Today’s teachers aren’t just tired – they’re exhausted, drained, and jaded. This is more than burnout, which the National Education Association (NEA) considers a temporary condition, but collective demoralization that leaves educators feeling they’re unable to perform their work to the professional and personal standards they uphold.
The mass exodus from our children’s classrooms can be seen nationwide, with 25 percent of educators planning to join millions of other overwhelmed and overworked professionals in today’s Great Resignation. Schools are already struggling to fill positions with National Guard members and state employees stepping in to sub for teachers impacted by COVID-19 and high school students taking over custodial and food service roles in the very schools they attend.
The emotional and mental toll on educators is caused by several issues, including bouncing back and forth between in-person and remote learning, concerns for their health and that of their students, and working unpaid hours in their free time just to catch up. Over the past few months, the stress has skyrocketed as teachers have become targets of divided communities – pawns in political debates over everything from mask mandates to Critical Race Theory (CRT) to social-emotional learning (SEL).
Without a stable workforce in place, districts can no longer prioritize their students’ education – they’re just trying to keep their heads above water.
What districts can do to help educators and the students they serve
To slow teacher attrition and attract new educators, school districts and legislators have to end the status quo and make substantive changes to boost teacher morale. As the NEA said, “Educators don’t need any more chair massages or Casual Fridays” – it’s truly all about support and autonomy. Some steps educators recommend include:
· Giving teachers a voice in policy-making that impacts their classrooms – In one study, 50 percent of teachers say they have little input in school decisions. That lack of invited input is detrimental to the overall school environment as teachers are the ones who have direct contact with students and better understand the needs of the individual child. Creating committees that engage teachers and embrace their opinions can strengthen the overall educator/administrator relationship.

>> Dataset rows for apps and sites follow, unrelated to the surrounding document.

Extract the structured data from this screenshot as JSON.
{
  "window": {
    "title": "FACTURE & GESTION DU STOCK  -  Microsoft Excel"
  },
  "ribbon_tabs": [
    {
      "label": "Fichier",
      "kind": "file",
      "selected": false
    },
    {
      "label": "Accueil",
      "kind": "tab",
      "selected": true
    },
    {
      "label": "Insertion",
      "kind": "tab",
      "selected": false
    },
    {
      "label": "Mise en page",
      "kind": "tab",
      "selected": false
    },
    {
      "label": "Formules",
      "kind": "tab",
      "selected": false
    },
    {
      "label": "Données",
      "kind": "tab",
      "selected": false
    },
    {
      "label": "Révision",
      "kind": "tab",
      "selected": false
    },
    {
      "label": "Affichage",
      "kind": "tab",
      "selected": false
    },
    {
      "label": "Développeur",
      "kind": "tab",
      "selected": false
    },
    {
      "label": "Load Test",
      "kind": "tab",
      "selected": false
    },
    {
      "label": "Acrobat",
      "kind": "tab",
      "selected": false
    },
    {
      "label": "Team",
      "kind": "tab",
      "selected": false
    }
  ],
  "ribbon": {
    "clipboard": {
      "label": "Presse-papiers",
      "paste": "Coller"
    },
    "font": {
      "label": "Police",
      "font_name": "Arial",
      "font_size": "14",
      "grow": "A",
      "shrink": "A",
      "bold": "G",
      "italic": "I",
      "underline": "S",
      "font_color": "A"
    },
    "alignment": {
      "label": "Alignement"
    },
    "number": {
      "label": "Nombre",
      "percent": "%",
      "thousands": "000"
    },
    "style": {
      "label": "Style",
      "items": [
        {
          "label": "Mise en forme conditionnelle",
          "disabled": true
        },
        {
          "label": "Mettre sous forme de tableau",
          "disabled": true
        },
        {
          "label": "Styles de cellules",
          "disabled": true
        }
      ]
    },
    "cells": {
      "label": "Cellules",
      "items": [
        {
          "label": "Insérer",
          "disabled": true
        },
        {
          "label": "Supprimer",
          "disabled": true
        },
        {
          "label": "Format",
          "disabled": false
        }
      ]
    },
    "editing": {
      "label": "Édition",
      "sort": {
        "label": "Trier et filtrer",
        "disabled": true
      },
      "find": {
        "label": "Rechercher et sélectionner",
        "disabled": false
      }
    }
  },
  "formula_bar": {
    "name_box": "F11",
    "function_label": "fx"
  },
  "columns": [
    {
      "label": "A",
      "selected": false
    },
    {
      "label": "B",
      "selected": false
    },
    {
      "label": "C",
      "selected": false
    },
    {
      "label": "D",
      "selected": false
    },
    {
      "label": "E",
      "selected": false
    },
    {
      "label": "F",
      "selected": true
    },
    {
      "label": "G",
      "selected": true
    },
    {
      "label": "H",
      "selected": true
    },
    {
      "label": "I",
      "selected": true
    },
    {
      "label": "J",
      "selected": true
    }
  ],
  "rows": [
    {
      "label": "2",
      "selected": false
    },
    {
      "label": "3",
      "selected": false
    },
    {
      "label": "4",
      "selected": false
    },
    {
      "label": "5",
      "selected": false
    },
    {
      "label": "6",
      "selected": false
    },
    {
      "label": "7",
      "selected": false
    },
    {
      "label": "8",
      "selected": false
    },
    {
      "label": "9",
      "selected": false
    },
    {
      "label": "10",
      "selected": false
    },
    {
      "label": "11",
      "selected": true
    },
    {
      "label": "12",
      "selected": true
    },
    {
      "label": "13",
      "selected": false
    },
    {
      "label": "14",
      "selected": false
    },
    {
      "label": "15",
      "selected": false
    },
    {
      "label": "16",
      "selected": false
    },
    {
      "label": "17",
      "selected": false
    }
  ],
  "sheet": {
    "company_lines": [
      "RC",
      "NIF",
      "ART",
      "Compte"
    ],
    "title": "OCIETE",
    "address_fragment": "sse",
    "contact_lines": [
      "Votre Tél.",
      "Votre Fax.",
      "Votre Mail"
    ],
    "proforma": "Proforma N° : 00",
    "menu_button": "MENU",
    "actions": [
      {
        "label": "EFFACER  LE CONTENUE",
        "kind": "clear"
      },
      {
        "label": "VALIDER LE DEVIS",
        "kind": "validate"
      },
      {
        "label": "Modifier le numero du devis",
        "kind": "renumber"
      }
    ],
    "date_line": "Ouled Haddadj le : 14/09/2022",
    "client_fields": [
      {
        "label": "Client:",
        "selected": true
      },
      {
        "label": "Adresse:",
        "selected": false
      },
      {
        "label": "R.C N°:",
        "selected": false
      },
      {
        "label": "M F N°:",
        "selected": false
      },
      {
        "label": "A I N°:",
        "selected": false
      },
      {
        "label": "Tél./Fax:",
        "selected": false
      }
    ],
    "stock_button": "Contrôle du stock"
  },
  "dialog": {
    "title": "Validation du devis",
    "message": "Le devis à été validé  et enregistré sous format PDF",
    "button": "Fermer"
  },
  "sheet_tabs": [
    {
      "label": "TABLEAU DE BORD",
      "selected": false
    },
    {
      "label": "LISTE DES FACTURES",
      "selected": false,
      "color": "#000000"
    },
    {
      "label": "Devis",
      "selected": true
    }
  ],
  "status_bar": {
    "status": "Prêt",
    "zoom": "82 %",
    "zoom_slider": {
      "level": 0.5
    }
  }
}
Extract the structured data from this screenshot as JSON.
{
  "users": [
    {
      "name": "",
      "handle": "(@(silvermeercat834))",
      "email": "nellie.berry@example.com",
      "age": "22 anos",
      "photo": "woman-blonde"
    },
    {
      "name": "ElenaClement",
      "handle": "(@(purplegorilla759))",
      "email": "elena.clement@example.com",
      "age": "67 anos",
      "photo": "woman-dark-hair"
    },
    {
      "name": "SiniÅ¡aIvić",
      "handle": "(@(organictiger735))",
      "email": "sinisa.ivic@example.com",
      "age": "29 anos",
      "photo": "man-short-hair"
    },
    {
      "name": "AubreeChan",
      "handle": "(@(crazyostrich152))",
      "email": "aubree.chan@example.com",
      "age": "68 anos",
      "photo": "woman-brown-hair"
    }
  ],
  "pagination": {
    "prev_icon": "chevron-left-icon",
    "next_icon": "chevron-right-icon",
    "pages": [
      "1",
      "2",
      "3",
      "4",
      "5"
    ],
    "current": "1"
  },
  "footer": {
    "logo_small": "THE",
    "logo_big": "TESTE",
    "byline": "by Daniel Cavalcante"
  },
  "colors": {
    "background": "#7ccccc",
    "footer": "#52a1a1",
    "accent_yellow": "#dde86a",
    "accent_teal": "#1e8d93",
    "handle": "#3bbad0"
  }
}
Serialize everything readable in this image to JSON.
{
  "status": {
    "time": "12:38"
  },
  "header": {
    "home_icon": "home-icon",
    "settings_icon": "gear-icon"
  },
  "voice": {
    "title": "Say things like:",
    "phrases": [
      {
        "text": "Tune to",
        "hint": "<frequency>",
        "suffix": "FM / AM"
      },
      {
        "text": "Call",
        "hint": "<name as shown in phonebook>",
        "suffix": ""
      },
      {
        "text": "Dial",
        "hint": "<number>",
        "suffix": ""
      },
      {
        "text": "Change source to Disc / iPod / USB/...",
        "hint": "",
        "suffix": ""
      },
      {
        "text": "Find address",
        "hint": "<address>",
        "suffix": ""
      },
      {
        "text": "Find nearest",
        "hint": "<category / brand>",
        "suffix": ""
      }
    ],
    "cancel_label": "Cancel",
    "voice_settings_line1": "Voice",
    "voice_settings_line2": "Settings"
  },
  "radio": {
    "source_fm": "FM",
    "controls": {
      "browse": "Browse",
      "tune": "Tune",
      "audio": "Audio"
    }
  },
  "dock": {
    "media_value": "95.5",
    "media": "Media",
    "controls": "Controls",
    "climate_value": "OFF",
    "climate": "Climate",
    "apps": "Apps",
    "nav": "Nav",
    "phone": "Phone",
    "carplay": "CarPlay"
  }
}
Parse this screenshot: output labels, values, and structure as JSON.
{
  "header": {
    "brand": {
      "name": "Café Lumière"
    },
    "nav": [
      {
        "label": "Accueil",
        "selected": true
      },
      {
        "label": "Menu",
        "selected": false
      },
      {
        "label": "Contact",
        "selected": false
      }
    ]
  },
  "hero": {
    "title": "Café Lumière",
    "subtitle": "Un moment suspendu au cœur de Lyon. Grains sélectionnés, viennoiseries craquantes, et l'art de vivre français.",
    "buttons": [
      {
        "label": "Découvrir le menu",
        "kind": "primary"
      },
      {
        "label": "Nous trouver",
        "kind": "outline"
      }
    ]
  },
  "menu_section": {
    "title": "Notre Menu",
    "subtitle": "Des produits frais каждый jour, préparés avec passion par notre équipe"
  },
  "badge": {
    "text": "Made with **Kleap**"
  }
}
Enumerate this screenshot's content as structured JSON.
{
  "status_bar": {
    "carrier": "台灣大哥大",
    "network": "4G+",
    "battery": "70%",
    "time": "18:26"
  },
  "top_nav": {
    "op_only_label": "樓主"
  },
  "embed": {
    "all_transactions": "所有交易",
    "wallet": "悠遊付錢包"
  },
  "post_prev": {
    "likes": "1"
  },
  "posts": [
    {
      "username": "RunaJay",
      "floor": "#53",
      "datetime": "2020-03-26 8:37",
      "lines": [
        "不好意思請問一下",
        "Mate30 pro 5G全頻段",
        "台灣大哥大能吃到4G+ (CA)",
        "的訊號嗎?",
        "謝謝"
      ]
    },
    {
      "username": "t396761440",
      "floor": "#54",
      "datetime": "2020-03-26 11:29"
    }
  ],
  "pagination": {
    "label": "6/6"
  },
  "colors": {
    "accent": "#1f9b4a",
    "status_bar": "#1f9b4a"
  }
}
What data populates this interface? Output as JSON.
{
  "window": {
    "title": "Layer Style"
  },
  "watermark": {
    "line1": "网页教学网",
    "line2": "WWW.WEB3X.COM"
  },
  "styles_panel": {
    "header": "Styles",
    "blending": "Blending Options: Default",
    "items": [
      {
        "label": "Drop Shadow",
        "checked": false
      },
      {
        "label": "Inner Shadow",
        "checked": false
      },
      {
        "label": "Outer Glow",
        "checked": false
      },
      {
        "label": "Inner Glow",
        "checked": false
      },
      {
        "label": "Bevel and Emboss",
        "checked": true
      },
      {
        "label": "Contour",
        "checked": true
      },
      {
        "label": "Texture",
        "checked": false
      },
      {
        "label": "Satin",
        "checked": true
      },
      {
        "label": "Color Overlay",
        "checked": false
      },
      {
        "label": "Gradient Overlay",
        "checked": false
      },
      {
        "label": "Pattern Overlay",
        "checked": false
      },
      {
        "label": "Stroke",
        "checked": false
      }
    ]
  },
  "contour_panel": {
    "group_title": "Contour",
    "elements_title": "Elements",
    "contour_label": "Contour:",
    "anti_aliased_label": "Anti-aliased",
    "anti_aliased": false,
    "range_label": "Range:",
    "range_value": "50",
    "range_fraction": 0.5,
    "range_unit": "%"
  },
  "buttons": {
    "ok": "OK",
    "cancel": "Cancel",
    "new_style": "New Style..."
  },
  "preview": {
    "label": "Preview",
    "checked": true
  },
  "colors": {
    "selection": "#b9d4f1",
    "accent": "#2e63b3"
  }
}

· Allocating a portion of federal COVID-19 relief funds to supporting teachers – Districts have successfully discovered ways to address challenges to teacher retention. The Christian Science Monitor reported that schools in Los Angeles gave teachers a pay boost with relief funding while Tennessee and Minnesota focused on recruiting educators that represent the students in their districts and developing teacher residency programs. In addition, ESSER funds can be used to provide both students and teachers with access to online counseling and in-person support.
By understanding that long-term wellness requires embedded mental health services, districts can proactively ease a teacher’s stress.
· Focusing on curriculum that fits how an educator teaches – Digital learning platforms shouldn’t add to an educator’s stress by diverting their attention from instruction to record-keeping and data entry. New curriculum should integrate seamlessly into the solutions you’re already using, require a minimal learning curve, and build on what educators are teaching in the classroom.
As Doris Santoro of Bowdoin College explained to the NEA, school leaders need to have conversations with teachers about new tools. “They should be asking educators, 'what is the most time-consuming part of your job, what tasks aren't as important and what are the systems that we can put in place so you can do the work that you think matters most?’”
· Honoring a teacher’s autonomy – Right now, parental rights activists believe they should have the final say in shaping a school’s curriculum. For teachers who have successfully taught for years, the threat to their independence can be disheartening and demoralizing. Teachers who experience greater autonomy in the classroom report higher rates of job satisfaction, are more motivated to stay, and experience less stress. In addition, integrating professional learning communities (PLC) within school hours can offer teachers the chance to learn from each other and provide support.
· Better supporting teachers of color – In the wake of social justice movements over the past two years, Black and Brown educators have been tasked with uncompensated “identity-based labor” to mentor students of color and educate coworkers on diversity issues. At the same time, their focus on creating equitable learning opportunities is being challenged by opponents of CRT while their pathways to higher positions at an administrative level are often blocked by biases and a lack of support. Districts have to identify any toxicity in the learning environment and not expect their teachers to repair it on their own.
The goal of every educator is to provide a solid foundation for every child. But without an engaged and supported workforce, districts and students will continue to struggle. School leaders have to change today’s dynamic to prioritize their teachers’ well-being before it’s too late.